- [Task prompt] The listing is to be printed in full, exactly as given.

- [Materials provided]
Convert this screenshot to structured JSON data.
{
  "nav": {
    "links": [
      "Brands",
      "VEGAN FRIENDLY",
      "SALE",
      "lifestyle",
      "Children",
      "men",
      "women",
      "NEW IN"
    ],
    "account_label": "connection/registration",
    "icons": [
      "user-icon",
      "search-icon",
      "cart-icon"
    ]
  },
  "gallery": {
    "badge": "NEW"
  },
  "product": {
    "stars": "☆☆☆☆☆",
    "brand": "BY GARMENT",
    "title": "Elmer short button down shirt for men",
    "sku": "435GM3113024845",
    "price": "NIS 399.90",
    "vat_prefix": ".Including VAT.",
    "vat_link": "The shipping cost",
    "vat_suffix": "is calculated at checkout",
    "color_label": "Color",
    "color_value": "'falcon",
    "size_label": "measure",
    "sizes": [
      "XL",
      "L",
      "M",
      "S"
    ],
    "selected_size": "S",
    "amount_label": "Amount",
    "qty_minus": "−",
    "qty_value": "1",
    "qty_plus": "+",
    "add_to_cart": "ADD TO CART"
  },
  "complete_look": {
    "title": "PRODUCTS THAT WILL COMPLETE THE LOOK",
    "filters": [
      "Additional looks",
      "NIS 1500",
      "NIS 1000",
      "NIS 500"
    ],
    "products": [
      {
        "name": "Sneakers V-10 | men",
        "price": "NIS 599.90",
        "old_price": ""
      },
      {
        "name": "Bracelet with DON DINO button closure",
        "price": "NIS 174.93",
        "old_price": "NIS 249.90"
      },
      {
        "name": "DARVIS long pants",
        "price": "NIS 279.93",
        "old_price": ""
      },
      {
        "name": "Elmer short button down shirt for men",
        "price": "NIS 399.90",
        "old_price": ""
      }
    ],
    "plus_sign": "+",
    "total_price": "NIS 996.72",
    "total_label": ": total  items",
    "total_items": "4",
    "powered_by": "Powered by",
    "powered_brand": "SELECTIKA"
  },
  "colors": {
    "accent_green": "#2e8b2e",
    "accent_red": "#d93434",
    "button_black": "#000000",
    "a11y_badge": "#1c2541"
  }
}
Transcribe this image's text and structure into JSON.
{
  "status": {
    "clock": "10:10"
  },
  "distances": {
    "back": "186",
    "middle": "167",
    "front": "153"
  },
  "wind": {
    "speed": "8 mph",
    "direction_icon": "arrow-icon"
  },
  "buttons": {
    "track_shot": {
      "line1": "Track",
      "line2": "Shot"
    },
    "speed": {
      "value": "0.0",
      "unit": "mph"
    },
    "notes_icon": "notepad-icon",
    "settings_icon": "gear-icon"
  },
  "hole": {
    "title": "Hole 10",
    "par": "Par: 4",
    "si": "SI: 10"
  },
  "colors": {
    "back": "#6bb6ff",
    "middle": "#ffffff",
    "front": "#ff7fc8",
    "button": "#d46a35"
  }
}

- [Result below]
Convert this screenshot to structured JSON data.
{
  "nav": {
    "links": [
      "Brands",
      "VEGAN FRIENDLY",
      "SALE",
      "lifestyle",
      "Children",
      "men",
      "women",
      "NEW IN"
    ],
    "account_label": "connection/registration",
    "icons": [
      "user-icon",
      "search-icon",
      "cart-icon"
    ]
  },
  "gallery": {
    "badge": "NEW"
  },
  "product": {
    "stars": "☆☆☆☆☆",
    "brand": "BY GARMENT",
    "title": "Elmer short button down shirt for men",
    "sku": "435GM3113024845",
    "price": "NIS 399.90",
    "vat_prefix": ".Including VAT.",
    "vat_link": "The shipping cost",
    "vat_suffix": "is calculated at checkout",
    "color_label": "Color",
    "color_value": "'falcon",
    "size_label": "measure",
    "sizes": [
      "XL",
      "L",
      "M",
      "S"
    ],
    "selected_size": "S",
    "amount_label": "Amount",
    "qty_minus": "−",
    "qty_value": "1",
    "qty_plus": "+",
    "add_to_cart": "ADD TO CART"
  },
  "complete_look": {
    "title": "PRODUCTS THAT WILL COMPLETE THE LOOK",
    "filters": [
      "Additional looks",
      "NIS 1500",
      "NIS 1000",
      "NIS 500"
    ],
    "products": [
      {
        "name": "Sneakers V-10 | men",
        "price": "NIS 599.90",
        "old_price": ""
      },
      {
        "name": "Bracelet with DON DINO button closure",
        "price": "NIS 174.93",
        "old_price": "NIS 249.90"
      },
      {
        "name": "DARVIS long pants",
        "price": "NIS 279.93",
        "old_price": ""
      },
      {
        "name": "Elmer short button down shirt for men",
        "price": "NIS 399.90",
        "old_price": ""
      }
    ],
    "plus_sign": "+",
    "total_price": "NIS 996.72",
    "total_label": ": total  items",
    "total_items": "4",
    "powered_by": "Powered by",
    "powered_brand": "SELECTIKA"
  },
  "colors": {
    "accent_green": "#2e8b2e",
    "accent_red": "#d93434",
    "button_black": "#000000",
    "a11y_badge": "#1c2541"
  }
}
Transcribe this image's text and structure into JSON.
{
  "status": {
    "clock": "10:10"
  },
  "distances": {
    "back": "186",
    "middle": "167",
    "front": "153"
  },
  "wind": {
    "speed": "8 mph",
    "direction_icon": "arrow-icon"
  },
  "buttons": {
    "track_shot": {
      "line1": "Track",
      "line2": "Shot"
    },
    "speed": {
      "value": "0.0",
      "unit": "mph"
    },
    "notes_icon": "notepad-icon",
    "settings_icon": "gear-icon"
  },
  "hole": {
    "title": "Hole 10",
    "par": "Par: 4",
    "si": "SI: 10"
  },
  "colors": {
    "back": "#6bb6ff",
    "middle": "#ffffff",
    "front": "#ff7fc8",
    "button": "#d46a35"
  }
}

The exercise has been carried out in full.